But so-called “ride-sharing” is changing our culture in a profound way. With the advent of Uber and Lyft, “taxis” are available in parts of our city/county where they never were before, or where it would take a very long time for a cab to get to you, if you could even get a driver to accept the trip request. With Uber/Lyft, semi-retired guys like myself who live in outlying areas can log-on and get trips. People who need transportation in those areas can also log-on and see that cars are available nearby.
So now, a couple with only one car isn't inconvenienced if one spouse takes that car to work. The other spouse can now get out and run errands or do whatever. Alternatively, the working spouse can Uber to work, leaving the car home for personal use. Or, families that used to own two cars don't need to do that now. This is huge. And it's happening.
In my town, there is a lot of Uber/Lyft business between 4:30 and 9:00 am. People go to work, to school, to the airport...to all the places you'd imagine. After nine it really drops off until the evening. The bulk of the ride-share drivers – and there are plenty of them! - come out after nine. Competition is keen and the few trips are split between dozens of drivers. However, this leaves the very early morning hours fairly open...to guys like myself.
As I've written before, I'm a "morning person." I'm not proud of it, and it's not because I want to be. It's been thrust on me out of necessity. For most of my adult life, which includes 30+ years as a professional pilot I've had to be at work and ready to go thirty minutes before sunrise. So I'm used to getting up super-early. All of us helicopter pilots are. Habits are hard to break, and even though I'm pretty much semi-retired from flying, I still get up early.
People who own helicopters like to get the most out of them. The aircraft enables people to be efficient in moving around their world, getting much more work done than if they had to drive. Thus, helicopters start their workday early. Unfortunately, so do their pilots.

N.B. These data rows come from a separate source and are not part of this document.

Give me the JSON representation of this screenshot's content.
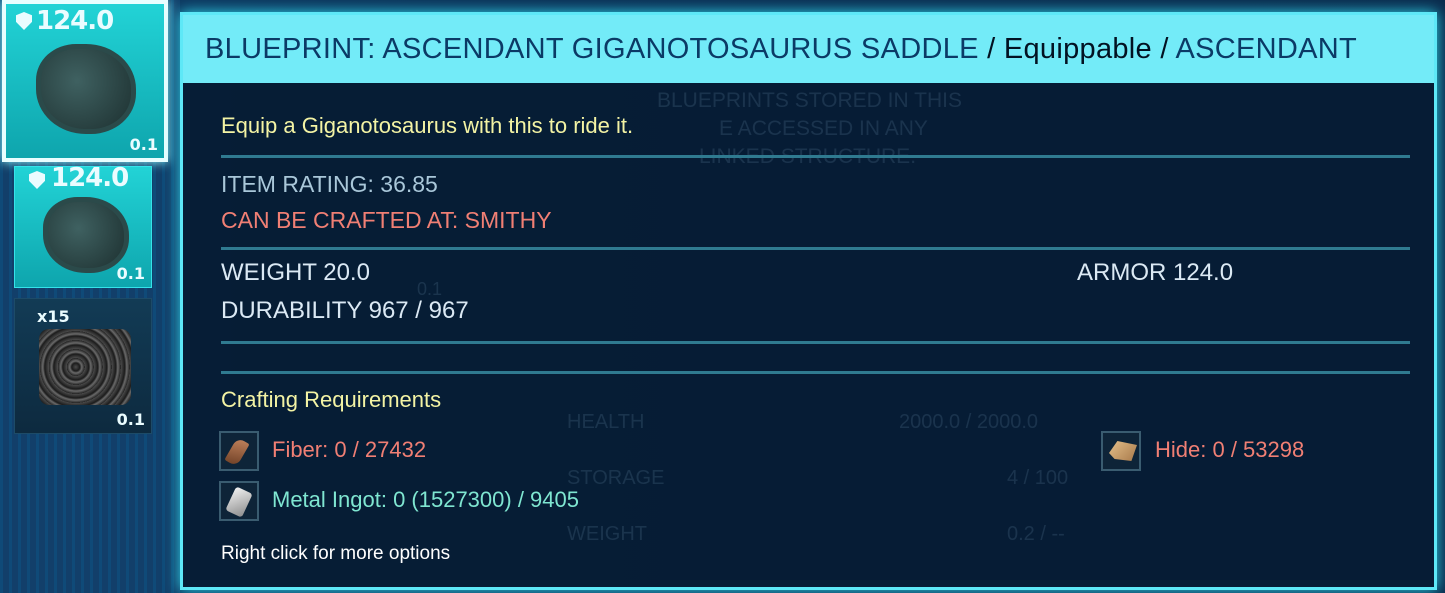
{
  "inventory": {
    "slots": [
      {
        "rating": "124.0",
        "weight": "0.1",
        "selected": true
      },
      {
        "rating": "124.0",
        "weight": "0.1",
        "selected": false
      },
      {
        "quantity": "x15",
        "weight": "0.1",
        "selected": false
      }
    ]
  },
  "background_text": {
    "notice_lines": [
      "BLUEPRINTS STORED IN THIS",
      "E ACCESSED IN ANY",
      "LINKED STRUCTURE."
    ],
    "stats": [
      {
        "label": "HEALTH",
        "value": "2000.0 / 2000.0"
      },
      {
        "label": "STORAGE",
        "value": "4 / 100"
      },
      {
        "label": "WEIGHT",
        "value": "0.2 / --"
      }
    ],
    "partial_slot_value": "0.1",
    "left_partial": "12"
  },
  "tooltip": {
    "title_main": "BLUEPRINT: ASCENDANT GIGANOTOSAURUS SADDLE",
    "sep1": " / ",
    "type": "Equippable",
    "sep2": " / ",
    "quality": "ASCENDANT",
    "description": "Equip a Giganotosaurus with this to ride it.",
    "item_rating": "ITEM RATING: 36.85",
    "crafted_at": "CAN BE CRAFTED AT: SMITHY",
    "weight": "WEIGHT 20.0",
    "armor": "ARMOR 124.0",
    "durability": "DURABILITY 967 / 967",
    "crafting_header": "Crafting Requirements",
    "requirements": [
      {
        "name": "Fiber: 0 / 27432",
        "icon": "fiber-icon"
      },
      {
        "name": "Hide: 0 / 53298",
        "icon": "hide-icon"
      },
      {
        "name": "Metal Ingot: 0 (1527300) / 9405",
        "icon": "metal-ingot-icon"
      }
    ],
    "hint": "Right click for more options"
  },
  "colors": {
    "header_bg": "#73ebf8",
    "panel_bg": "#061c34",
    "missing_resource": "#f07f74",
    "available_resource": "#7fe6d1",
    "description": "#f3f3a4"
  }
}
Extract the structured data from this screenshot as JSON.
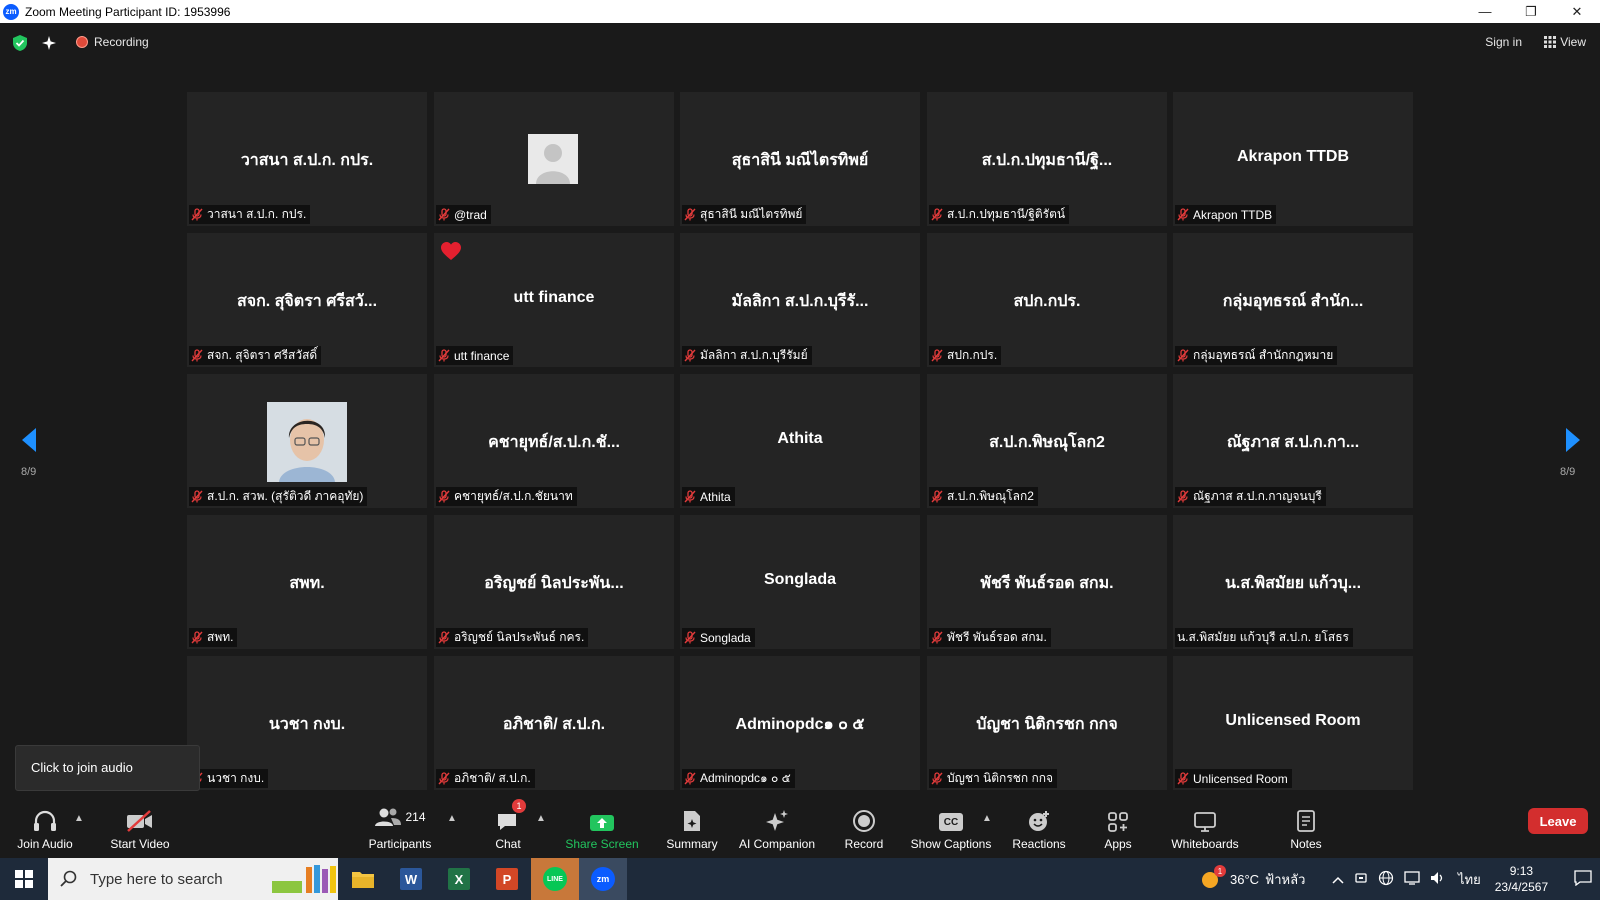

You'd think that as you get some seniority and longevity in a career that you'd qualify for the “cushier” jobs that don't start so early. Aaaaand you'd be wrong. My last job, the one up in Washington State required that we fly at sunrise if it rained overnight. And since we never really knew if it rained or not while we were sleeping, every morning we pilots would get up and check the weather early enough to fly as soon as it was light enough to see. In Washington, sunrise happened at around 4:30am at that time of year. If it hadn't rained, it was permissible to go back to bed. But you know, once you're up...
At 63 I am not (yet) cursed with the malady that afflicts a lot of men in my age group – that being the need to get up periodically in the middle of the night to...you know...pee. As long as I don't drink too much in the evening, I can go to bed around eleven pm and get up at four am without any interruptions. But nowadays I do reliably wake up at four.
So I get up early and get my day going. Sometimes I'll just turn the Uber and Lyft apps on around 5:00 am and stay home until I get a trip, which invariably comes before I've even finished making breakfast. Or I'll get in the car and drive up to a “honey-hole” that I know of – a hotspot for trips. There, I'll stop at the Circle-K, get the newspaper and a cup of coffee, and then retire to the Target parking lot to wait for a trip. Usually one or the other app will ping while I'm on line in the convenience store. I “work” until about noon and then go home. It turns out that this is being a morning person is something of an advantage when it comes to being a ride-share driver.